Old Feste in his bluesman’s hat and shabby coat, the frat-boy Toby and the Hispanic-maid Maria all give admirable showings. The most memorable moments to my mind, though, are those shared on stage with Malvolio, seen here as a massive, barrel-chested bar bouncer. The fruit of numerous little choices adorn his time on stage: His bark is shown to be worse than his bite when he prepares to deck Toby by wrapping his fist in tape, only to fail to deliver even after Toby marches right up and dares him to his face (“Art any more than a steward?”). His self-absorption is readily shown during the letter scene as the drunks plow into the clothes pile repeatedly, which could not but fail to attract the attention of anyone who had attention to spare; he even thanks Maria for handing him the letter, then does a double-take and turns around just as the drunks freeze into tree-shapes, limbs splayed. The “yellow stockings” become a ridiculous canary yellow Spandex cycling suit. The “dark house” becomes a corrugated cardboard refrigerator box out of which the desperate Malvolio sticks one finger through a crack when speaking. And his final tirade (“TELL – ME – WHY”, and later, “I’LL BE REVENGED – UPON – THE WHOLE – PACK – OF YOU”) dissipates into impotent rage when he finds that the gas-powered chainsaw he’s trying to start (used as Cesario’s weapon in the Cesario/Aguecheek duel) has run out of fuel. He later sullenly accepts a beer from Sir Toby, though not without giving a middle finger in return.
After the curtain call for the Shakespearean characters, we’re brought back to the meta-world as the stage goes dark, the actors doff their characters’ costumes (returning to “street clothes”) and the reports run on the snow-filled TV that the wildfires have been contained. One wonders whether Viola’s embrace of Sebastian in Act V’s denoument parallels a similar release between loved ones in this scene.

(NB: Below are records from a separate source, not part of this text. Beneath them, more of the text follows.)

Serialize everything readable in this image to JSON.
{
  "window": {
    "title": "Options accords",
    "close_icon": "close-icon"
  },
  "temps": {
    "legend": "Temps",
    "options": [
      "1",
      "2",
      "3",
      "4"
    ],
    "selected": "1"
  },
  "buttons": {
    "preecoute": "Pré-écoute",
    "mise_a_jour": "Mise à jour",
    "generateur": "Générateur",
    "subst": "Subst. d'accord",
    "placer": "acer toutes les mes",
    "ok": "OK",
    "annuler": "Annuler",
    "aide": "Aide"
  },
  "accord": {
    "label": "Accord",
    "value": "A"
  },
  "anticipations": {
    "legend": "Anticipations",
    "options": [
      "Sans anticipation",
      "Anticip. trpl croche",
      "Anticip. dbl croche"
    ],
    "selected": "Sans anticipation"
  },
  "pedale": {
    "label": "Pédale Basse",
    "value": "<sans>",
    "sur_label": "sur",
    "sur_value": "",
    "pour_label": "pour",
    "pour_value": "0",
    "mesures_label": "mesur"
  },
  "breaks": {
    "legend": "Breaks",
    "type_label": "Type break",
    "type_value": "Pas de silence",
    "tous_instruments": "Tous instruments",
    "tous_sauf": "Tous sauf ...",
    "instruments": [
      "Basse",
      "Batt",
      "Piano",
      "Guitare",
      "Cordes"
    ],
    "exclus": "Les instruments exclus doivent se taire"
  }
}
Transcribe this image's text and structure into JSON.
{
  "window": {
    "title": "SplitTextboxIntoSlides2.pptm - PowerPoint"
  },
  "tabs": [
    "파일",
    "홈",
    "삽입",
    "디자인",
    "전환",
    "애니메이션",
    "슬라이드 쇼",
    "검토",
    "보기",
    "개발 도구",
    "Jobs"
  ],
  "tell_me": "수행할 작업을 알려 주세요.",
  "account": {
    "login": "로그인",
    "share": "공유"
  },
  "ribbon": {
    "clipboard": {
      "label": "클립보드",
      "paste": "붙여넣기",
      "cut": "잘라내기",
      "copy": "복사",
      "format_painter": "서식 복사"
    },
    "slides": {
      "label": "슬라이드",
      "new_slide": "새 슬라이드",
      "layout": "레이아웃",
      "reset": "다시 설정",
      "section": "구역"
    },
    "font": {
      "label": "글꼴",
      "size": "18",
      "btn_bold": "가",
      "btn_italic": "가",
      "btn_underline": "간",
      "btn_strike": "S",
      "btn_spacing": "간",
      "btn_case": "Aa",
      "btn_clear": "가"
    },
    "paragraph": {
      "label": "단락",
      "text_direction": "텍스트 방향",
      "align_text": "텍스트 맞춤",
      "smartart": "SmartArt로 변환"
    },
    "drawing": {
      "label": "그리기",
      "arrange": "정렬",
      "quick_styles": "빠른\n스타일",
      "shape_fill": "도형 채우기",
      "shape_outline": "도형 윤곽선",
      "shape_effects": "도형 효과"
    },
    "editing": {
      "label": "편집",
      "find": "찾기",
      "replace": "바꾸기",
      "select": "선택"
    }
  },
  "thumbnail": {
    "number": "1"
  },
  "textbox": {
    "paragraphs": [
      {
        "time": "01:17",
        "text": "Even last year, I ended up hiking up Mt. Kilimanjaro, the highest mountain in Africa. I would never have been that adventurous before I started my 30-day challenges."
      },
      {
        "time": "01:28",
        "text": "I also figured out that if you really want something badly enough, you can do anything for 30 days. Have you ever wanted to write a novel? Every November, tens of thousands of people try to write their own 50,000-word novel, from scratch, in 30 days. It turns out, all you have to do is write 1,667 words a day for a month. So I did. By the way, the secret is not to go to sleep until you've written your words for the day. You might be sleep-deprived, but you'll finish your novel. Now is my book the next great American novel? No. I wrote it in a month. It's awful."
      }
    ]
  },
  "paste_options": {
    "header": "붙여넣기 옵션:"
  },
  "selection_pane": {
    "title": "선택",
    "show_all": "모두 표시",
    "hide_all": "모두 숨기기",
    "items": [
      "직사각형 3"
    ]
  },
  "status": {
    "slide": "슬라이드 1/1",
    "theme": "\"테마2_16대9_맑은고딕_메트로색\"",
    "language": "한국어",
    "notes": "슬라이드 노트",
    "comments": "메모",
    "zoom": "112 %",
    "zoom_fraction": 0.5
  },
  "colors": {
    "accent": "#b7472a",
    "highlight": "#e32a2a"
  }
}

I still don’t entirely understand its relevance, except perhaps to remind us that life is short and our fellow human beings sometimes hard to empathize with, and that the easing of these sufferings is the value of the arts (and the performing arts especially) in these uncertain times.